'''

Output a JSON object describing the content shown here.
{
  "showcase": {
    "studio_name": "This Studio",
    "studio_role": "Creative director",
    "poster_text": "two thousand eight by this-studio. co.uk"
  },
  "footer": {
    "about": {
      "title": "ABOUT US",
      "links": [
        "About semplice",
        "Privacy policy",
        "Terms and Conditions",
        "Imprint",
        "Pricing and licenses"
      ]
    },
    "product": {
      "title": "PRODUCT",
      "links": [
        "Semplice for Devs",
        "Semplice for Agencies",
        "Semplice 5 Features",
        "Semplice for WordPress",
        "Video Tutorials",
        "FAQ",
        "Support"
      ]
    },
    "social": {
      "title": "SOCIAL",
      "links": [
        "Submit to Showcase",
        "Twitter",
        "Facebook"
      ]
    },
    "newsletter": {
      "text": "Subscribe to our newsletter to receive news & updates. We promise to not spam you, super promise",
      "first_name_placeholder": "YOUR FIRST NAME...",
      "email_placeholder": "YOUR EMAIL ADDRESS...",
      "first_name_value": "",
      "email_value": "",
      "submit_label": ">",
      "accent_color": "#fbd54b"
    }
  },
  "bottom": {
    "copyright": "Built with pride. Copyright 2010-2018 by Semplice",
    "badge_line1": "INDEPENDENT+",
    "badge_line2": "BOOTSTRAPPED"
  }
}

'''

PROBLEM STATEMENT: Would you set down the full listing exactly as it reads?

ANSWER TO THIS PROBLEM:
Output a JSON object describing the content shown here.
{
  "showcase": {
    "studio_name": "This Studio",
    "studio_role": "Creative director",
    "poster_text": "two thousand eight by this-studio. co.uk"
  },
  "footer": {
    "about": {
      "title": "ABOUT US",
      "links": [
        "About semplice",
        "Privacy policy",
        "Terms and Conditions",
        "Imprint",
        "Pricing and licenses"
      ]
    },
    "product": {
      "title": "PRODUCT",
      "links": [
        "Semplice for Devs",
        "Semplice for Agencies",
        "Semplice 5 Features",
        "Semplice for WordPress",
        "Video Tutorials",
        "FAQ",
        "Support"
      ]
    },
    "social": {
      "title": "SOCIAL",
      "links": [
        "Submit to Showcase",
        "Twitter",
        "Facebook"
      ]
    },
    "newsletter": {
      "text": "Subscribe to our newsletter to receive news & updates. We promise to not spam you, super promise",
      "first_name_placeholder": "YOUR FIRST NAME...",
      "email_placeholder": "YOUR EMAIL ADDRESS...",
      "first_name_value": "",
      "email_value": "",
      "submit_label": ">",
      "accent_color": "#fbd54b"
    }
  },
  "bottom": {
    "copyright": "Built with pride. Copyright 2010-2018 by Semplice",
    "badge_line1": "INDEPENDENT+",
    "badge_line2": "BOOTSTRAPPED"
  }
}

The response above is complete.